Whenever a line of the material contains the string "Total", it should be copied.

········

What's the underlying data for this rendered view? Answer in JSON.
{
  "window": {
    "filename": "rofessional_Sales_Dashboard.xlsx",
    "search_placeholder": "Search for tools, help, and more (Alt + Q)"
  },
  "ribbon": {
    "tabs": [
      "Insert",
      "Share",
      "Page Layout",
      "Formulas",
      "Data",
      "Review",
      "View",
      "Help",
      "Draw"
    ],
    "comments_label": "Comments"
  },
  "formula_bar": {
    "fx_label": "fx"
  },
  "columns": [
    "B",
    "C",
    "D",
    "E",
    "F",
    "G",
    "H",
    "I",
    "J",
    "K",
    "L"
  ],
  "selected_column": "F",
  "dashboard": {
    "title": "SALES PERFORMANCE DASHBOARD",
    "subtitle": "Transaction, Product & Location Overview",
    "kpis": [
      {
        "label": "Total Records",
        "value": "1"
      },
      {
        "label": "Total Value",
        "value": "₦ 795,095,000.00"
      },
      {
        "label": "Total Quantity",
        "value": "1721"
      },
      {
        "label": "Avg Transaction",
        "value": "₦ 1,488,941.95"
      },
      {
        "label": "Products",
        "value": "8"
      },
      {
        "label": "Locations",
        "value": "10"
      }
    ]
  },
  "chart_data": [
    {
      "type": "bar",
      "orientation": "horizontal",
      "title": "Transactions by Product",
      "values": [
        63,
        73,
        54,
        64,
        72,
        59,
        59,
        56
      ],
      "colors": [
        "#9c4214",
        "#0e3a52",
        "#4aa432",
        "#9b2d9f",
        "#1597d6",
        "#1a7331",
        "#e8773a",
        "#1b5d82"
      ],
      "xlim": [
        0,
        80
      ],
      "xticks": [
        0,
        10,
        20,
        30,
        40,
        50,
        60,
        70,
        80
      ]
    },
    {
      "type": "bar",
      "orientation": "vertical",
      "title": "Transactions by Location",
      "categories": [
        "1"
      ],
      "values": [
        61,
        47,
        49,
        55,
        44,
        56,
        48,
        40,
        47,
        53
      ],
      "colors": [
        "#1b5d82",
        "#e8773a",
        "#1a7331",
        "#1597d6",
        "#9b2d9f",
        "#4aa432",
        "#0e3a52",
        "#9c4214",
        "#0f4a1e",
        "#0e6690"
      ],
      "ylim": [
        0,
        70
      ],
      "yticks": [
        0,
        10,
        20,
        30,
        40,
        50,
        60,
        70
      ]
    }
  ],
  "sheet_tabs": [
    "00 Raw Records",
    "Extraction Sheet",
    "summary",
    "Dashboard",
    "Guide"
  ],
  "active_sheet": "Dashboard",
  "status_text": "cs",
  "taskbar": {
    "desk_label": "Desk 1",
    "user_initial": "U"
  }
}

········

Result
        "label": "Total Records",
        "label": "Total Value",
        "label": "Total Quantity",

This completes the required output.